The guerilla was mostly a rural Filipino. Many were proficient in the use of the “bolo” (also called the Filipino machete) or knives such as the famous “balisong,” otherwise known as the Batangas knife or butterfly knife.
Bolos were weapons used throughout the Philippines to cut bamboo and sugarcane or to hack through foliage. Hence, many guerillas were adept at wielding bladed weapons. Others were expert at Filipino boxing, which is called "panantukan" ("suntukan") in Tagalog or "pangamot" in Bisaya.
Most guerillas fought the Japanese armed with bolos and bamboo spears since only one in five guerillas was armed with a rifle. The traditions of "Kali" or "Arnis" or "Eskrima," now called Filipino Martial Arts or FMA, were strong among Filipino males during the war.
Because of their penchant for hacking Japanese to death, Filipino guerillas earned the fearful name, “Bolomen.” The Japanese, quite literally, died by the sword in combat against bolomen.
|Extreme close quarter combat: Filipinos sharpen their bolo fighting skills.|
And it was with their razor sharp bolos that many Filipino guerillas took revenge on the hated Japanese in the bloody, dying days of Japan’s defeated empire.
The destruction of the entire Imperial Japanese Army in the Philippines was the greatest victory for the Filipino Nation-in-Arms. Of the 380,000 Japanese who vainly resisted the Filipino-American forces from October 1944 to September 1945, close to 340,000 were killed.
It was the largest death toll suffered by the Imperial Japanese Army during World War II in a single campaign.
Only the 480,000 Japanese killed in China during the Second Sino-Japanese War from 1937 to 1945 resulted in more Japanese deaths. But the Second Sino-Japanese War that began in 1937 is a unique war separate from World War II and another war unto itself. World War II began on 1 September 1939 with Nazi Germany's invasion of Poland.
Only in the Philippines were this many Japanese soldiers killed, making our country the world's largest single graveyard of Japanese racism and militarism in World War II.
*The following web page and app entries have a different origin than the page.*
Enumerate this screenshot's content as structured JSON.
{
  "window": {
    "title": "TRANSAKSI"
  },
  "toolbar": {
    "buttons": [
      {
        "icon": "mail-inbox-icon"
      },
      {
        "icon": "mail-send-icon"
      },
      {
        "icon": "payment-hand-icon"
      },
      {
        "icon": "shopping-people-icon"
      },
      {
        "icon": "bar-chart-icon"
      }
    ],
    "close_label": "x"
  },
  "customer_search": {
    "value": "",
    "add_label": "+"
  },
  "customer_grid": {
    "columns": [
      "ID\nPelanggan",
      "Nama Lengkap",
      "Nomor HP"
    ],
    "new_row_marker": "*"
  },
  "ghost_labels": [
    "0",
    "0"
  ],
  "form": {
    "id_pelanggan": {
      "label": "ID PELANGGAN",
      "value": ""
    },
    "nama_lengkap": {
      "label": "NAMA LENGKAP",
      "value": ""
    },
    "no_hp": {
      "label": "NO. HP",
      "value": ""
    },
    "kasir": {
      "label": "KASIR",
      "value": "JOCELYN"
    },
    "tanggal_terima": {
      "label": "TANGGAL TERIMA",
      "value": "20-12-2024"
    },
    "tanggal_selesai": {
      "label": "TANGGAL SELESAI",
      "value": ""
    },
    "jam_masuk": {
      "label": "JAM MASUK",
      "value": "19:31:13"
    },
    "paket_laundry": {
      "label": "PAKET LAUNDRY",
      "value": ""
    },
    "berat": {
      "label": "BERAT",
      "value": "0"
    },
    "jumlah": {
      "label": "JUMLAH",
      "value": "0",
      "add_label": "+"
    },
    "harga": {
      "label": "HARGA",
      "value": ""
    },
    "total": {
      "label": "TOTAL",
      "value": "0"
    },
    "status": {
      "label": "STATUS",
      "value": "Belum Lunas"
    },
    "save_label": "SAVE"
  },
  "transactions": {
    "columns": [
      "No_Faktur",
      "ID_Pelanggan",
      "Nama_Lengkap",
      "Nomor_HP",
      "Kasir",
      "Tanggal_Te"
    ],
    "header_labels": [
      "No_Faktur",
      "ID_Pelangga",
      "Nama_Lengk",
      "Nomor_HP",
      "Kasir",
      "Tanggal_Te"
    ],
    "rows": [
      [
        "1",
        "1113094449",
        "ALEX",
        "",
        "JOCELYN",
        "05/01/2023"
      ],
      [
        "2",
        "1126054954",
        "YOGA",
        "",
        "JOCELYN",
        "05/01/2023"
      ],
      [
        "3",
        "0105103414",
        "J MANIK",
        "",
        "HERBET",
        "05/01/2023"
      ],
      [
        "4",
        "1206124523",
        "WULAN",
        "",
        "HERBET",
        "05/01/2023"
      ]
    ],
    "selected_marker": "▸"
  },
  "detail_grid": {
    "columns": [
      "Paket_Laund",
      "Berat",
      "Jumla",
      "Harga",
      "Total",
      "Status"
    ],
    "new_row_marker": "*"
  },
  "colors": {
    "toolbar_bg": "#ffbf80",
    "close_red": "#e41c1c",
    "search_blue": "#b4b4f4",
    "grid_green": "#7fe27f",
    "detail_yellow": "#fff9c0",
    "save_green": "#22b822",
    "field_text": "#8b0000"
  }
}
A massive bronze statue honoring all Filipino Guerillas that fought against the brutal Empire of Japan in World War II stands proudly at the hallowed island of Corregidor, the Holy Shrine to Filipino Heroism.